Florida Women Who Have Made History: Carita Doggett Corse
Updated: Mar 20
by Ennis Davis. Originally appeared in the The Jaxson.
Born in March 1891 to prominent Jacksonville attorney John Doggett and and Florida history writer Carrie Van Deman, Carita Doggett Corse was a historian and writer in charge of the Works Progress Administration’s (WPA’s) Florida Writers Project during the New Deal era from 1935 to 1942. Her employees included Alton Morris, Stetson Kennedy and Zora Neale Hurston.
Especially interested in the ethnic diversity of Florida, Corse advocated for African-American participation in the WPA’s Writers’ Project to focus on the state’s Black history and culture, making Florida one of only three Southern states to produce narratives from formerly enslaved people. Also an early suffragist, Corse eventually became director of Florida’s chapter of the newly-created Planned Parenthood. Passing in 1978, she was posthumously inducted into the Florida Women’s Hall of Fame in 1997.
Florida Trust Trustee Emerita Dr. Leslee Keys was the author of Carita's story for the Florida Women's Heritage Trail and prepared the documents that enabled Carita's parents’ home, the John Locke Doggett House, to be rescued and take advantage of local, state and federal tax incentives to ensure its preservation. The property is near Memorial Park in the Riverside area of Jacksonville, and its preservation halted high rise condo development in that area. Tax attorney and Florida Trust Past President Thomas K. Purcell and his law partners at the time, Tim Flanagan and John Hay, were also instrumental in saving this important property.

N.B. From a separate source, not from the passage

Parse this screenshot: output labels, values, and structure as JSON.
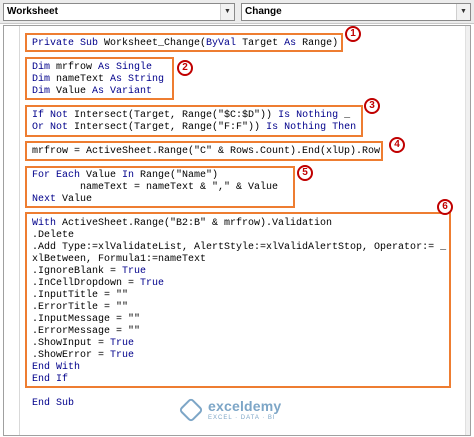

Carita's brother Frank Aristides Doggett, aged 92, returned to his boyhood home to witness the results in 1998, along with his daughter Jean and her husband and Florida Trust founder and Trustee Emeritus Herschel Shepard.